ACTIVITY =
Nothing but a number is wanted here: the count of lines in the data holding the word "this".

PROVIDED RECORDS =
-- -- --

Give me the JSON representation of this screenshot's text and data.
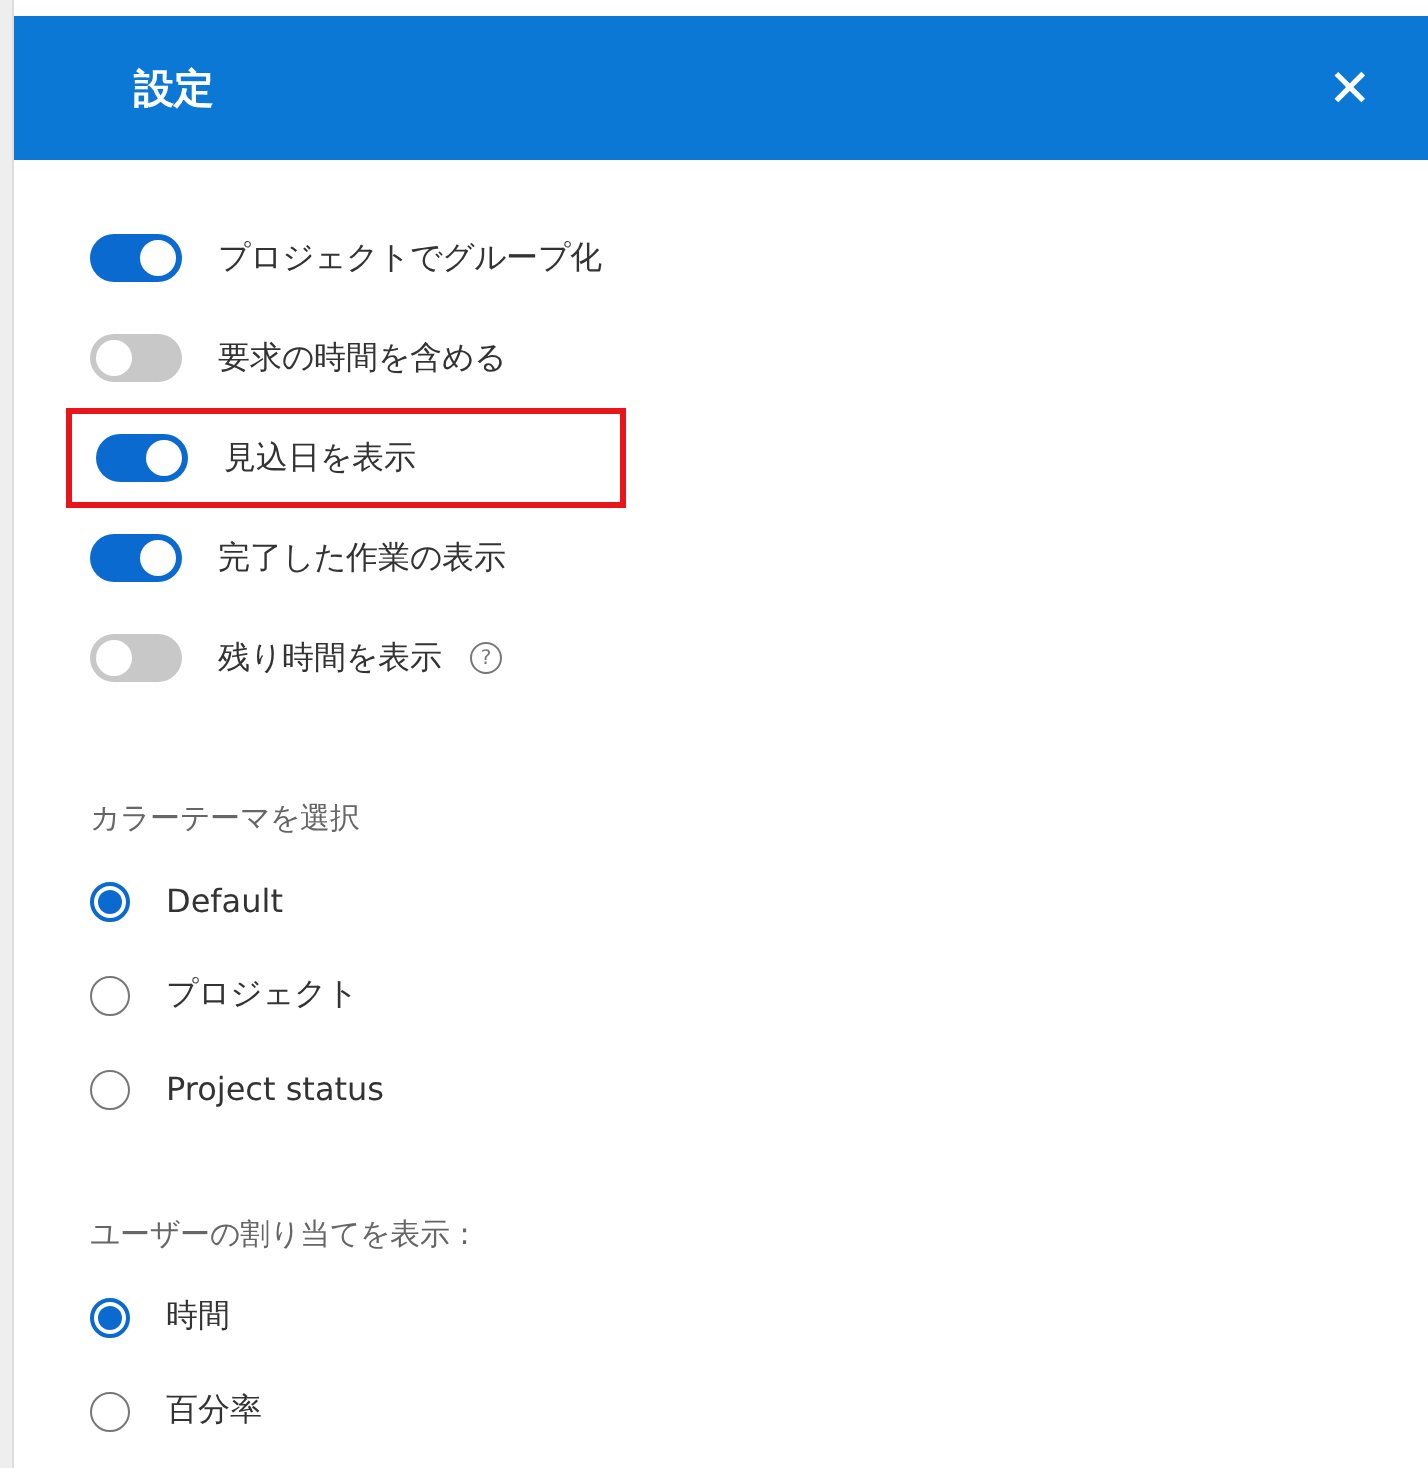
{
  "panel": {
    "title": "設定",
    "close": "✕"
  },
  "toggles": [
    {
      "label": "プロジェクトでグループ化",
      "on": true,
      "highlighted": false
    },
    {
      "label": "要求の時間を含める",
      "on": false,
      "highlighted": false
    },
    {
      "label": "見込日を表示",
      "on": true,
      "highlighted": true
    },
    {
      "label": "完了した作業の表示",
      "on": true,
      "highlighted": false
    },
    {
      "label": "残り時間を表示",
      "on": false,
      "highlighted": false,
      "help": "?"
    }
  ],
  "groups": [
    {
      "label": "カラーテーマを選択",
      "options": [
        {
          "label": "Default",
          "selected": true
        },
        {
          "label": "プロジェクト",
          "selected": false
        },
        {
          "label": "Project status",
          "selected": false
        }
      ]
    },
    {
      "label": "ユーザーの割り当てを表示 :",
      "options": [
        {
          "label": "時間",
          "selected": true
        },
        {
          "label": "百分率",
          "selected": false
        }
      ]
    }
  ]
}
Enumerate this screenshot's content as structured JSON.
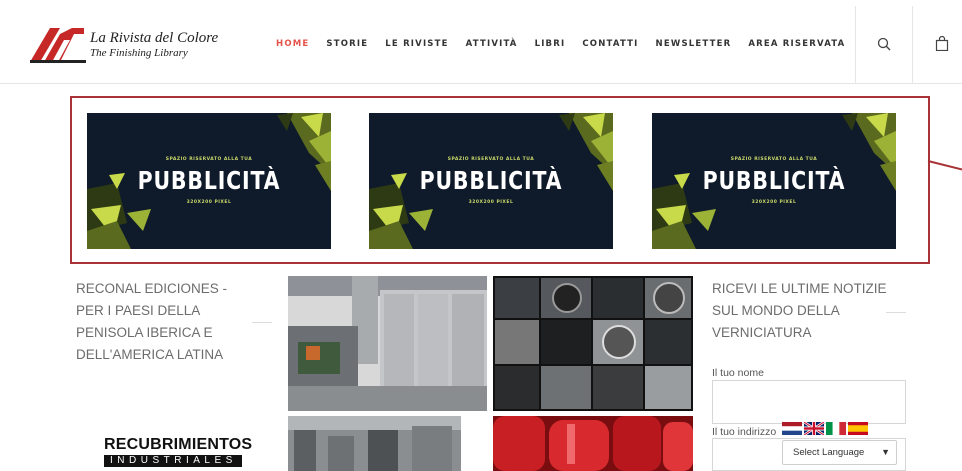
{
  "header": {
    "site_title": "La Rivista del Colore",
    "site_subtitle": "The Finishing Library",
    "nav": [
      "HOME",
      "STORIE",
      "LE RIVISTE",
      "ATTIVITÀ",
      "LIBRI",
      "CONTATTI",
      "NEWSLETTER",
      "AREA RISERVATA"
    ],
    "active_nav": "HOME",
    "icons": [
      "search-icon",
      "shopping-bag-icon"
    ]
  },
  "ads": [
    {
      "small": "SPAZIO RISERVATO ALLA TUA",
      "big": "PUBBLICITÀ",
      "size": "320X200 PIXEL"
    },
    {
      "small": "SPAZIO RISERVATO ALLA TUA",
      "big": "PUBBLICITÀ",
      "size": "320X200 PIXEL"
    },
    {
      "small": "SPAZIO RISERVATO ALLA TUA",
      "big": "PUBBLICITÀ",
      "size": "320X200 PIXEL"
    }
  ],
  "left": {
    "title": "RECONAL EDICIONES - PER I PAESI DELLA PENISOLA IBERICA E DELL'AMERICA LATINA",
    "logo_line1": "RECUBRIMIENTOS",
    "logo_line2": "INDUSTRIALES"
  },
  "right": {
    "title": "RICEVI LE ULTIME NOTIZIE SUL MONDO DELLA VERNICIATURA",
    "name_label": "Il tuo nome",
    "email_label": "Il tuo indirizzo",
    "language_select": "Select Language"
  },
  "colors": {
    "accent": "#e4524a",
    "frame": "#a83236",
    "ad_bg": "#0f1a2a",
    "ad_green": "#c9d96a"
  }
}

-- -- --

ANSWER SECTION =
2